Procedures:

Total Knee Replacement

Subvastus total knee replacement

Total Hip Replacement

Minimally invasive hip replacement surgery

Minimally invasive total hip replacement

Total knee replacement

What is Total Knee Replacement ?

 A total knee replacement is a surgical procedure whereby the diseased knee joint is replaced with artificial material. The knee is a hinge joint that provides motion at the point where the thigh meets the lower leg. The thighbone (or femur) abuts the large bone of the lower leg (tibia) at the knee joint. During a total knee replacement, the end of the femur bone is removed and replaced with a metal shell. The end of the lower leg bone (tibia) is also removed and replaced with a channeled plastic piece with a metal stem. Depending on the condition of the kneecap portion of the knee joint, a plastic "button" may also be added under the kneecap surface. The artificial components of a total knee replacement are referred to as the prosthesis. 

What is SUBVASTUS total knee replacement ?

 A key factor in minimally invasive knee surgery is protecting and preserving muscles. This is particularly true for knee joint replacement or resurfacing. The muscles provide strength and control of your knee. The muscles are also an important factor in regaining motion. As you would expect, not cutting or detaching muscles around the knee results in LESS PAIN, BETTER MOTION & FASTER RECOVERY.

 

Left:  Parapatellar knee incision (red line); vastus medialis muscle is detached from quadriceps tendon;

Center:  Midvastus knee incision; vastus medialis muscle is partially split (short red line)

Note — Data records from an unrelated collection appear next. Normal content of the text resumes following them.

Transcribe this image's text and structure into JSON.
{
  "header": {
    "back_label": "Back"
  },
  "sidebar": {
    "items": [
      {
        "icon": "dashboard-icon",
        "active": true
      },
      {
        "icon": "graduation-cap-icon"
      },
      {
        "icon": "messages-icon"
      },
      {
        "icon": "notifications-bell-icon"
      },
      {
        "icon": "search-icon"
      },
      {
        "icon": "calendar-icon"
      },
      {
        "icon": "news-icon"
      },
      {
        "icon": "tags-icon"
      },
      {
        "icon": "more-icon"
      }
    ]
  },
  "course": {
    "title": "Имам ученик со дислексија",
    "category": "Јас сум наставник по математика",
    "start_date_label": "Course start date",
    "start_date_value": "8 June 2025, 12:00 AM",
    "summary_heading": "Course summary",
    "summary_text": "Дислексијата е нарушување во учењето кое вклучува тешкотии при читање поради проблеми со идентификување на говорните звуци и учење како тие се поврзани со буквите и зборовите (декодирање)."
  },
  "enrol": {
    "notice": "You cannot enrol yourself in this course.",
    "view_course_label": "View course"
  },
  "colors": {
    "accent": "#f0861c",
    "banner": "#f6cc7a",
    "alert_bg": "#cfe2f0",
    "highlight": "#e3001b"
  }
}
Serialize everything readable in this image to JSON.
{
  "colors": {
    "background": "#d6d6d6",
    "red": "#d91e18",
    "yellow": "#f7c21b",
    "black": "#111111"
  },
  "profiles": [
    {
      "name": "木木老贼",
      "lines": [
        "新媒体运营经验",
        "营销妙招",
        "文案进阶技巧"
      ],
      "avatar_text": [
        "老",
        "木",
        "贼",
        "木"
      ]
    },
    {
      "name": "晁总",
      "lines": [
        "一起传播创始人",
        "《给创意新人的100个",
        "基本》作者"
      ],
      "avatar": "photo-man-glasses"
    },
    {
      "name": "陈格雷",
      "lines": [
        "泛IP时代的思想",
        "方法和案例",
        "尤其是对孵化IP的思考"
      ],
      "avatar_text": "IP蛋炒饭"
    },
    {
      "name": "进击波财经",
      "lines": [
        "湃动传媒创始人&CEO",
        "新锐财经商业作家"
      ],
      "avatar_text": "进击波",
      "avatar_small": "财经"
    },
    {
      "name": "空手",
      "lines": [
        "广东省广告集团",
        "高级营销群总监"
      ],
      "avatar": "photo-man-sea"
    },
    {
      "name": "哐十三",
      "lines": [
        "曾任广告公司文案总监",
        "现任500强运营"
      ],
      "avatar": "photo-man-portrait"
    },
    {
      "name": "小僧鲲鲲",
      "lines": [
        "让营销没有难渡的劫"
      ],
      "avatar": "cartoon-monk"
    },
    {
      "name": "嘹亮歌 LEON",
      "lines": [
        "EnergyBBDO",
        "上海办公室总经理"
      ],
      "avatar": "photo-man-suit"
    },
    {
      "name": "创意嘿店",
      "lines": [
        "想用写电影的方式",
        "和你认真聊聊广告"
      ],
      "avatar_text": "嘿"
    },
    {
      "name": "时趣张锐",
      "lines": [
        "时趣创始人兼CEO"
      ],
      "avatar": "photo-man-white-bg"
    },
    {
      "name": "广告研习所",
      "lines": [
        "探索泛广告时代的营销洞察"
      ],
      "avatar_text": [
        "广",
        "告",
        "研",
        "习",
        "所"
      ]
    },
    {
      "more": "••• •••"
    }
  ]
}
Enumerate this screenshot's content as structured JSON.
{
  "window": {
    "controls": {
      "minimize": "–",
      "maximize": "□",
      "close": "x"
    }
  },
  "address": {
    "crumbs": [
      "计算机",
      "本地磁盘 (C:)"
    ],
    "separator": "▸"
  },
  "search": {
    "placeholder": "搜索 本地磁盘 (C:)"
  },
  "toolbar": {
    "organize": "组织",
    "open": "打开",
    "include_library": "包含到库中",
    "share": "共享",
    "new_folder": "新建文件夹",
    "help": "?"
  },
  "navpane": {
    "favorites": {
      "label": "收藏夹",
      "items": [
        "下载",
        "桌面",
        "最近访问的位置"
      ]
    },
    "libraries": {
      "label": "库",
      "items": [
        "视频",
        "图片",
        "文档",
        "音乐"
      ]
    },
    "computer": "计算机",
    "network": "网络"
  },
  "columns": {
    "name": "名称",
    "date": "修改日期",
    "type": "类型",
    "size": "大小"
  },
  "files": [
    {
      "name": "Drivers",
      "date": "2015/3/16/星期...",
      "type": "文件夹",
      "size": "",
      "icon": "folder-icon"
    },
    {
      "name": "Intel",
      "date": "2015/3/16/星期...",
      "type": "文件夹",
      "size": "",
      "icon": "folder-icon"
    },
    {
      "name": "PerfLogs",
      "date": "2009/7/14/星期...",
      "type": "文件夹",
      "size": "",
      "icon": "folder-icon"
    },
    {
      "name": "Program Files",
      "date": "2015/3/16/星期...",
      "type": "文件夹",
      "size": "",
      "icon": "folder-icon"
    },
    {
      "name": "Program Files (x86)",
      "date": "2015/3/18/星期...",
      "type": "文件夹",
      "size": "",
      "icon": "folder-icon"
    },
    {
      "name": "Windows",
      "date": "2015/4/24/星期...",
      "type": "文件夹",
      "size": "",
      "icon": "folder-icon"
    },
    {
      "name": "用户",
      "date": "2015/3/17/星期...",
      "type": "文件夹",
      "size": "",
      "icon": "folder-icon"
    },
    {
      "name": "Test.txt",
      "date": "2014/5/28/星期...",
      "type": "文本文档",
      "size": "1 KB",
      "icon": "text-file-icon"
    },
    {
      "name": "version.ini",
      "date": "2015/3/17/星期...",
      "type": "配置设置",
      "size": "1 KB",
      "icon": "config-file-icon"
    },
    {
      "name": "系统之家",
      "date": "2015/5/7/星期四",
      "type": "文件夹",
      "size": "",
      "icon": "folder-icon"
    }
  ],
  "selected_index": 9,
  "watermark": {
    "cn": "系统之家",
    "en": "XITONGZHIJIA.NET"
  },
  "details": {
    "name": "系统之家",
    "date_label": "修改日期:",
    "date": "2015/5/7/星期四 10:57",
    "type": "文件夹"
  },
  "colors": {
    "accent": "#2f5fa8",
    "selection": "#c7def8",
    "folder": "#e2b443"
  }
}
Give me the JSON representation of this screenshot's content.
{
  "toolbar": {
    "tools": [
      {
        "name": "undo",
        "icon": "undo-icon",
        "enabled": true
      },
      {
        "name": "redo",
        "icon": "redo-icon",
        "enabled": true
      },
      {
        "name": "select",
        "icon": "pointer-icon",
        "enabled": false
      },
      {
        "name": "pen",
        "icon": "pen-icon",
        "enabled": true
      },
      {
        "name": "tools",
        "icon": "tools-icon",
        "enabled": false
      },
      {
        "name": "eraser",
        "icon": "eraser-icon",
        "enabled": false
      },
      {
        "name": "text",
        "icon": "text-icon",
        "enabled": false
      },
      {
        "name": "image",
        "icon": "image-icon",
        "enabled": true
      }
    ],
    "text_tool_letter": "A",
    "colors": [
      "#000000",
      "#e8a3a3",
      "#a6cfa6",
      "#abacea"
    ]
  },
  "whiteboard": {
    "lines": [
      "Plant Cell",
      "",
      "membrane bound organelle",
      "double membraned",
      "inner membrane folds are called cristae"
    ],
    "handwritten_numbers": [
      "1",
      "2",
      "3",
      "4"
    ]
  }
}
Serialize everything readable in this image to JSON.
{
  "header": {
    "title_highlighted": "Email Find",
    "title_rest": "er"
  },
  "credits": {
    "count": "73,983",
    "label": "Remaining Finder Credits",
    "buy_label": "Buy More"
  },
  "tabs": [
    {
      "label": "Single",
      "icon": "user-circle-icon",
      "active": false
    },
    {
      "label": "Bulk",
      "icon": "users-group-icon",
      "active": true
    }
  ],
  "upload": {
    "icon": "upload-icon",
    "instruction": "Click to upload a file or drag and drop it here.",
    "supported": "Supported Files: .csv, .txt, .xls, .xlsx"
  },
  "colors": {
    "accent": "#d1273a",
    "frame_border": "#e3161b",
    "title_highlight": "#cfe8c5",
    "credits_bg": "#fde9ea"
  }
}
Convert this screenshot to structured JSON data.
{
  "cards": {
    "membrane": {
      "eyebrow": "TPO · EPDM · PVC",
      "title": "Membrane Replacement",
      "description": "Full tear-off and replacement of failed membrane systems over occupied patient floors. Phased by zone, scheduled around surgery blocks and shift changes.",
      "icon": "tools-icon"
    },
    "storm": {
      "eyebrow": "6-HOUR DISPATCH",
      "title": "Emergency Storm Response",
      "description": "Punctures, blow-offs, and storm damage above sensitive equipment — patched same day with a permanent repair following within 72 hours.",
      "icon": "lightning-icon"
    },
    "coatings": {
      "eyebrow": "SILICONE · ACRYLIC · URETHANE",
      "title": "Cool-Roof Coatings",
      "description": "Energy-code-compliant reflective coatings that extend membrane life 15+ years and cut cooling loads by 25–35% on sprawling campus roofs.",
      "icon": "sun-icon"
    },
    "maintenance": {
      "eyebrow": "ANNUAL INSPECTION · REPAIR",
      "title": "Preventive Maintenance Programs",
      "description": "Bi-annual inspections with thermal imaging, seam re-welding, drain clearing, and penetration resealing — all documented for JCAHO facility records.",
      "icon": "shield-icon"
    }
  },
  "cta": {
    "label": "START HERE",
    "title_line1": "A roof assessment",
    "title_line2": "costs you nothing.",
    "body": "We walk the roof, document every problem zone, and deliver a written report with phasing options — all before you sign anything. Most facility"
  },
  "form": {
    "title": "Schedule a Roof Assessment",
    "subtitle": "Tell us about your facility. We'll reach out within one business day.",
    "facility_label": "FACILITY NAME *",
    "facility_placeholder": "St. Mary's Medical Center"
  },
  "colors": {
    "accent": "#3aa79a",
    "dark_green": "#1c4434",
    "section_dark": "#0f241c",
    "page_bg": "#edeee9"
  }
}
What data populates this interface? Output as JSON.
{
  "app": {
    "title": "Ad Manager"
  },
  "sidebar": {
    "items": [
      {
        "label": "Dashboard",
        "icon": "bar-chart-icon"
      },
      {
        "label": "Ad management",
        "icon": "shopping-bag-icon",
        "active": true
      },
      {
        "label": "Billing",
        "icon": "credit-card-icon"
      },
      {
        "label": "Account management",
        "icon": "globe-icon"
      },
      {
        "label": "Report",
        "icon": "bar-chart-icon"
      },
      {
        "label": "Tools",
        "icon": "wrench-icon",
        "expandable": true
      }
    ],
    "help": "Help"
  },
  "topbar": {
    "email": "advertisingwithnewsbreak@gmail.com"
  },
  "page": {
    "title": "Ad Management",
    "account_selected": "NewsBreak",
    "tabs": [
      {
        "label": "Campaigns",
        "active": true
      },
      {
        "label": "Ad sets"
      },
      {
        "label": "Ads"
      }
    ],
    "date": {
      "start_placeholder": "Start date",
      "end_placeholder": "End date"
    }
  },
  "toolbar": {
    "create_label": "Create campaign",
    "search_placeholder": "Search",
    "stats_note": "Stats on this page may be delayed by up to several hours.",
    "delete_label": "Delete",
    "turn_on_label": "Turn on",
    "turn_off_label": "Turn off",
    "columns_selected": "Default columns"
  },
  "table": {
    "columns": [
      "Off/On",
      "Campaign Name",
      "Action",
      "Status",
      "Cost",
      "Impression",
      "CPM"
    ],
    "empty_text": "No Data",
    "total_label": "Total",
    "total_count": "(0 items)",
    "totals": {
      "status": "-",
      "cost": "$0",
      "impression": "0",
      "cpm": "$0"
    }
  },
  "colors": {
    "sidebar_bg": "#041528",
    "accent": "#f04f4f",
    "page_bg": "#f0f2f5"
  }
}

Right:  The subvastus approach is a truly “quadriceps-sparing” surgical technique. The entire quadriceps muscle is left intact. As you would expect, patients who have a total or partial knee replacement with the subvastus approach have less pain, better muscle control and overall faster recovery.

Components of a Total Knee:

 

Implants are made of metal alloys, or strong plastic parts. Up to three bone surfaces may be replaced in a total knee replacement:


  • The lower end of the femur. The metal femoral component curves around the end of the femur (thighbone). It is grooved so the kneecap can move up and down smoothly against the bone as the knee bends and straightens.


  • The top surface of the tibia. The tibial component is typically a flat metal platform with a cushion of strong, durable plastic, called polyethylene. Some designs do not have the metal portion and attach the polyethylene directly to the bone. For additional stability, the metal portion of the component may have a stem that inserts into the center of the tibia bone.
  • The back surface of the patella. The patellar component is a dome-shaped piece of polyethylene that duplicates the shape of the patella (kneecap). In some cases, the patella does not need to be resurfaced.

Total hip replacement

What is Total Hip Replacement:

 A total hip replacement is a surgical procedure whereby the diseased cartilage and bone of the hip joint is surgically replaced with artificial materials. The normal hip joint is a ball and socket joint. The socket is a "cup-shaped" component of the pelvis called the acetabulum. The ball is the head of the thighbone (femur). Total hip joint replacement involves surgical removal of the diseased ball and socket and replacing them with a metal (or ceramic) ball and stem inserted into the femur bone and an artificial plastic (or ceramic) cup socket. The metallic artificial ball and stem are referred to as the "femoral prosthesis" and the plastic cup socket is the "acetabular prosthesis." Upon inserting the prosthesis into the central core of the femur, it is fixed with a bony cement called methylmethacrylate. Alternatively, a "cementless" prosthesis is used that has microscopic pores which allow bony ingrowth from the normal femur into the prosthesis stem. This "cementless" hip is felt to have a longer duration and is considered especially for younger patients. Total hip replacement is also referred to as total hip arthroplasty. 

Components of Total Hip:

 Total hip joint replacement involves surgical removal of the diseased ball and socket and replacing them with a metal (or ceramic) ball and stem inserted into the femur bone and an artificial plastic (or ceramic) cup socket. The metallic artificial ball and stem are referred to as the "femoral prosthesis" and the plastic cup socket is the "acetabular prosthesis." Upon inserting the prosthesis into the central core of the femur, it is fixed with a bony cement called methylmethacrylate. Alternatively, a "cementless" prosthesis is used that has microscopic pores which allow bony ingrowth from the normal femur into the prosthesis stem. This "cementless" hip is felt to have a longer duration and is considered especially for younger patients.